Copy out each line of the data below in which the string "icacls" appears.

*Entries from a dataset of interfaces*
▼
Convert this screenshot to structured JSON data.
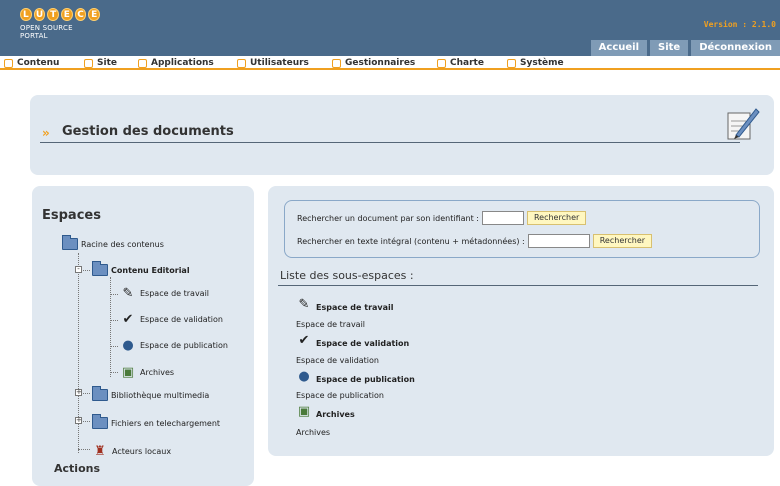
{
  "header": {
    "logo_letters": [
      "L",
      "U",
      "T",
      "E",
      "C",
      "E"
    ],
    "logo_subtitle": "OPEN SOURCE PORTAL",
    "version": "Version : 2.1.0",
    "nav": [
      "Accueil",
      "Site",
      "Déconnexion"
    ]
  },
  "menu": [
    "Contenu",
    "Site",
    "Applications",
    "Utilisateurs",
    "Gestionnaires",
    "Charte",
    "Système"
  ],
  "page_title": "Gestion des documents",
  "left": {
    "title": "Espaces",
    "tree": {
      "root": "Racine des contenus",
      "editorial": "Contenu Editorial",
      "workspace": "Espace de travail",
      "validation": "Espace de validation",
      "publication": "Espace de publication",
      "archives": "Archives",
      "multimedia": "Bibliothèque multimedia",
      "downloads": "Fichiers en telechargement",
      "local": "Acteurs locaux"
    },
    "actions_title": "Actions"
  },
  "search": {
    "by_id_label": "Rechercher un document par son identifiant :",
    "by_id_button": "Rechercher",
    "fulltext_label": "Rechercher en texte intégral (contenu + métadonnées) :",
    "fulltext_button": "Rechercher"
  },
  "subspaces": {
    "title": "Liste des sous-espaces :",
    "items": [
      {
        "name": "Espace de travail",
        "desc": "Espace de travail"
      },
      {
        "name": "Espace de validation",
        "desc": "Espace de validation"
      },
      {
        "name": "Espace de publication",
        "desc": "Espace de publication"
      },
      {
        "name": "Archives",
        "desc": "Archives"
      }
    ]
  },
  "colors": {
    "header": "#4a6a8a",
    "accent": "#f0a020",
    "panel": "#e0e8f0",
    "button": "#fff7c0"
  }
}
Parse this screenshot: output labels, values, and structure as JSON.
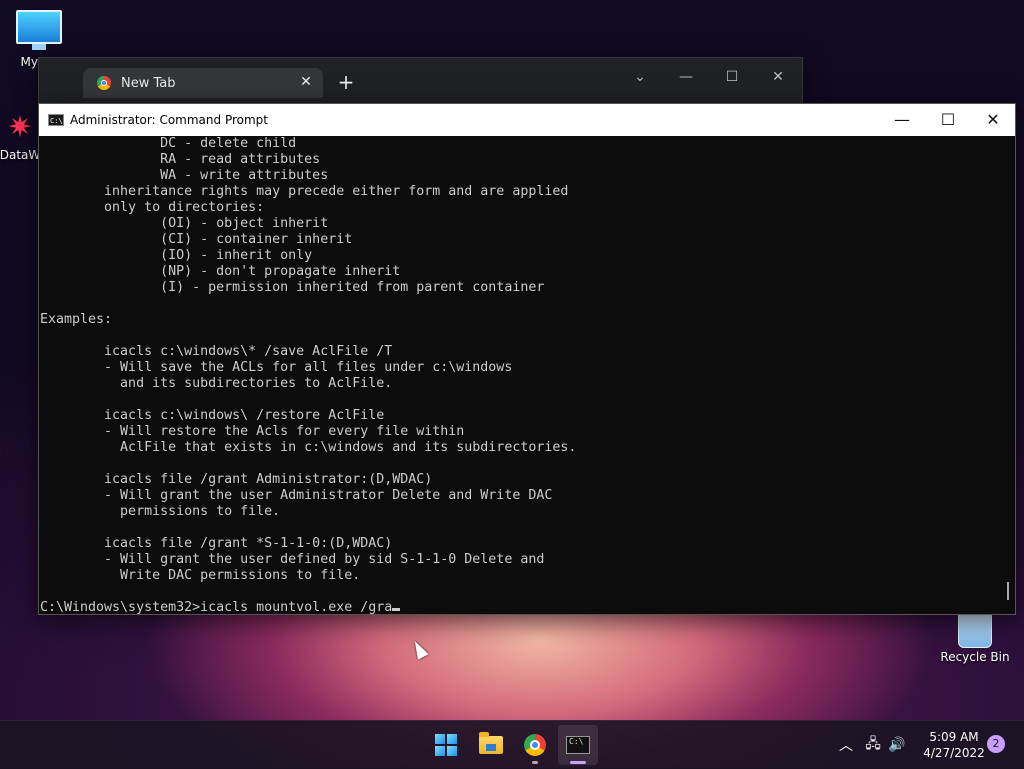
{
  "desktop": {
    "icons": [
      {
        "label": "My Co",
        "icon": "monitor-icon"
      },
      {
        "label": "DataW",
        "icon": "datawarehouse-icon"
      },
      {
        "label": "Recycle Bin",
        "icon": "recycle-bin-icon"
      }
    ]
  },
  "browser": {
    "tab_title": "New Tab",
    "close_glyph": "✕",
    "new_tab_glyph": "+",
    "controls": [
      "⌄",
      "—",
      "☐",
      "✕"
    ]
  },
  "cmd": {
    "title": "Administrator: Command Prompt",
    "controls": [
      "—",
      "☐",
      "✕"
    ],
    "lines": [
      "               DC - delete child",
      "               RA - read attributes",
      "               WA - write attributes",
      "        inheritance rights may precede either form and are applied",
      "        only to directories:",
      "               (OI) - object inherit",
      "               (CI) - container inherit",
      "               (IO) - inherit only",
      "               (NP) - don't propagate inherit",
      "               (I) - permission inherited from parent container",
      "",
      "Examples:",
      "",
      "        icacls c:\\windows\\* /save AclFile /T",
      "        - Will save the ACLs for all files under c:\\windows",
      "          and its subdirectories to AclFile.",
      "",
      "        icacls c:\\windows\\ /restore AclFile",
      "        - Will restore the Acls for every file within",
      "          AclFile that exists in c:\\windows and its subdirectories.",
      "",
      "        icacls file /grant Administrator:(D,WDAC)",
      "        - Will grant the user Administrator Delete and Write DAC",
      "          permissions to file.",
      "",
      "        icacls file /grant *S-1-1-0:(D,WDAC)",
      "        - Will grant the user defined by sid S-1-1-0 Delete and",
      "          Write DAC permissions to file.",
      ""
    ],
    "prompt": "C:\\Windows\\system32>icacls mountvol.exe /gra"
  },
  "taskbar": {
    "apps": [
      "start-icon",
      "file-explorer-icon",
      "chrome-icon",
      "terminal-icon"
    ],
    "tray_icons": [
      "chevron-up-icon",
      "network-icon",
      "volume-icon"
    ],
    "time": "5:09 AM",
    "date": "4/27/2022",
    "notification_count": "2"
  }
}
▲
*OUTPUT*
      "        icacls c:\\windows\\* /save AclFile /T",
      "        icacls c:\\windows\\ /restore AclFile",
      "        icacls file /grant Administrator:(D,WDAC)",
      "        icacls file /grant *S-1-1-0:(D,WDAC)",
    "prompt": "C:\\Windows\\system32>icacls mountvol.exe /gra"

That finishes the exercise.